The SEC announced yesterday that it settled charges against Nationwide Life Insurance Company over allegations related to “routinely violating pricing rules in its daily processing of purchase and redemption orders.” The charges stemmed from how Nationwide handled variable annuity and variable life insurance contract orders received via postal mail at a P.O. box. The SEC alleges that while first class mail generally became available for pickup in the early morning and no later than 10am, Nationwide took steps to avoid collecting the mail related to variable annuity contracts until after the 4pm cutoff time. However, Nationwide’s courier typically delivered variable contract mail that could be tracked (such as priority or express mail) by 11am, which Nationwide subsequently processed the same day.
The SEC claims that Nationwide instructed the post office to separate mail unrelated to its variable contract business and maintain it at a separate area of the loading dock where it was picked up by a private courier at 3 am, 5 am, and 7 am. In contrast, Nationwide instructed the courier not to enter the Nationwide building with the variable contract mail until after 4:01pm.
The release details an instance in which Nationwide staff complained after post office staff inadvertently mixed mail containing orders with other mail, which was all delivered to the Nationwide offices prior to 4pm. During a subsequent meeting with post office staff, Nationwide emphasized the need for “late delivery . . . due to regulations that require Nationwide to process any mail received by 4 p.m. the same day.”
The activity is alleged to have occurred from October 1995 to September 2011. To settle the allegations, Nationwide agreed to a fine of $8 million. In a statement provided to several news outlets, Nationwide said “There were no allegations that Nationwide benefitted from its P.O. box mail processing practices or the process benefitted certain groups of investors over others. The SEC acknowledges Nationwide’s change in practices that occurred in 2011 and Nationwide’s cooperation in the investigation in the SEC’s order.

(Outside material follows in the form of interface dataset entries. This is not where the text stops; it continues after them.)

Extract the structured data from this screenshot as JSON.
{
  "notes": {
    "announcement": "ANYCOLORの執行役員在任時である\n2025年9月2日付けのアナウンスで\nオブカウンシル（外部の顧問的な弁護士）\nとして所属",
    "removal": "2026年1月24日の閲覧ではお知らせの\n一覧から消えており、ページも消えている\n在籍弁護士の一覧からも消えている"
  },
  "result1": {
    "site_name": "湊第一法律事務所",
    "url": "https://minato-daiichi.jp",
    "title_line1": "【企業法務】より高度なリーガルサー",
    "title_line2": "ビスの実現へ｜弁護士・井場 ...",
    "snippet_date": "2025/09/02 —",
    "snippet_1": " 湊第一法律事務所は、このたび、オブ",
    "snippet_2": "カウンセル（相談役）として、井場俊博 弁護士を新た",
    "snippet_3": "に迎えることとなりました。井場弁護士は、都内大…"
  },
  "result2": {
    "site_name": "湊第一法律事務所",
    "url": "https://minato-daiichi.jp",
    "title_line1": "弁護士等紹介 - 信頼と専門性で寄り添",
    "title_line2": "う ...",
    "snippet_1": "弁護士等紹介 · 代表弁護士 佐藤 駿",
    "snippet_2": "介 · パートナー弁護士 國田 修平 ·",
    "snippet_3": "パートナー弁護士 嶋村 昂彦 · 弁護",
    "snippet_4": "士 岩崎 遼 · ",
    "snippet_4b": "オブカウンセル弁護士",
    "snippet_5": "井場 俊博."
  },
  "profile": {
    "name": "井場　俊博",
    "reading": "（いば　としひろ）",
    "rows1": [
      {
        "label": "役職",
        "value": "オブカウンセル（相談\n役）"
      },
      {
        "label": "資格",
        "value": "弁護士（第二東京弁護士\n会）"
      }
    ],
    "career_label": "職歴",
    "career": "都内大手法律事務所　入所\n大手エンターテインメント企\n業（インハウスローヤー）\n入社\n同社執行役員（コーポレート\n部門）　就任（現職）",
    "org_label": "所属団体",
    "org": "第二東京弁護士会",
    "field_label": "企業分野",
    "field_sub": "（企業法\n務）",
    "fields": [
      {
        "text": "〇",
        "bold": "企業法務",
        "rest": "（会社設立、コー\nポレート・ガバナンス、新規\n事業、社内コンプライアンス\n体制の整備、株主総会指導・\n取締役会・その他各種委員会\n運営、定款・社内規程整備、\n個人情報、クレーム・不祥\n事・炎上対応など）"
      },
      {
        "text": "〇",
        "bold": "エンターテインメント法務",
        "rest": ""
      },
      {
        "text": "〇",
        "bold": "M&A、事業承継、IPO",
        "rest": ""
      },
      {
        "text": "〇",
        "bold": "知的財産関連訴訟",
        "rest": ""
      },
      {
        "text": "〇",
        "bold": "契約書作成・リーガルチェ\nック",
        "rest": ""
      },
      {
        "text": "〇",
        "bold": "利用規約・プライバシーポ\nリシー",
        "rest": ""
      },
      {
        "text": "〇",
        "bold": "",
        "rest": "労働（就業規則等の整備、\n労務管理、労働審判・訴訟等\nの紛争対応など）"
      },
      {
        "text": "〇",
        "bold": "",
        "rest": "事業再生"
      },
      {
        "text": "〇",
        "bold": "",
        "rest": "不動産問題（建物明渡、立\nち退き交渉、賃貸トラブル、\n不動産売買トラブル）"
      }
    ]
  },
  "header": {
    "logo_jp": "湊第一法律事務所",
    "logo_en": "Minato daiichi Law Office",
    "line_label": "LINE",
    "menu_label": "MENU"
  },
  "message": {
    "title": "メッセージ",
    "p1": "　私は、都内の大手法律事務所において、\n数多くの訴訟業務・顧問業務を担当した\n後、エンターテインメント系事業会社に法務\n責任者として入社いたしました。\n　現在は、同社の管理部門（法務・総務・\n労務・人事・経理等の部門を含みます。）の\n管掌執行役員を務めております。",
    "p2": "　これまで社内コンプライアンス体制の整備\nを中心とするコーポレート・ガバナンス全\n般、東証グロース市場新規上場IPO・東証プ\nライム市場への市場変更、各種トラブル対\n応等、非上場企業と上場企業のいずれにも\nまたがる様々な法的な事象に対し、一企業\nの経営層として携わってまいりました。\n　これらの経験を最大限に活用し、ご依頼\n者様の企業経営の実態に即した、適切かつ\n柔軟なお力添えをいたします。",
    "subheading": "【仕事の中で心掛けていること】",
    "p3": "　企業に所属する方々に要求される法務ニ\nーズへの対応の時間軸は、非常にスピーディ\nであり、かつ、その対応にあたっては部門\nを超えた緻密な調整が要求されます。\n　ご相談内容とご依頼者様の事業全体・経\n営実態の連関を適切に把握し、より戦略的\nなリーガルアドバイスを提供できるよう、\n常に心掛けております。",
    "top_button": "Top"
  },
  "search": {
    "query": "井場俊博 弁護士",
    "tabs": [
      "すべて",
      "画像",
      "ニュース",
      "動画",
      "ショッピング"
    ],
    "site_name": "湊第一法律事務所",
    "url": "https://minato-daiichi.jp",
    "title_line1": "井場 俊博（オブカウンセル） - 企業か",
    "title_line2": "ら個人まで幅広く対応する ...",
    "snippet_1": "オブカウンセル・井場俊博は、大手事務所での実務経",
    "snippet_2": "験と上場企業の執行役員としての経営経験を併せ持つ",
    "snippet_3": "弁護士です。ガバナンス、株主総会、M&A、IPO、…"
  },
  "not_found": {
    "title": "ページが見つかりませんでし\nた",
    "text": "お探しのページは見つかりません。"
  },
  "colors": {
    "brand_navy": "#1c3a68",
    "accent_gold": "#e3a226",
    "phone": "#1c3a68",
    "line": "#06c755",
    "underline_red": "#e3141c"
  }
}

Nationwide chose to settle this matter to bring closure and remain focused on the needs of its members.”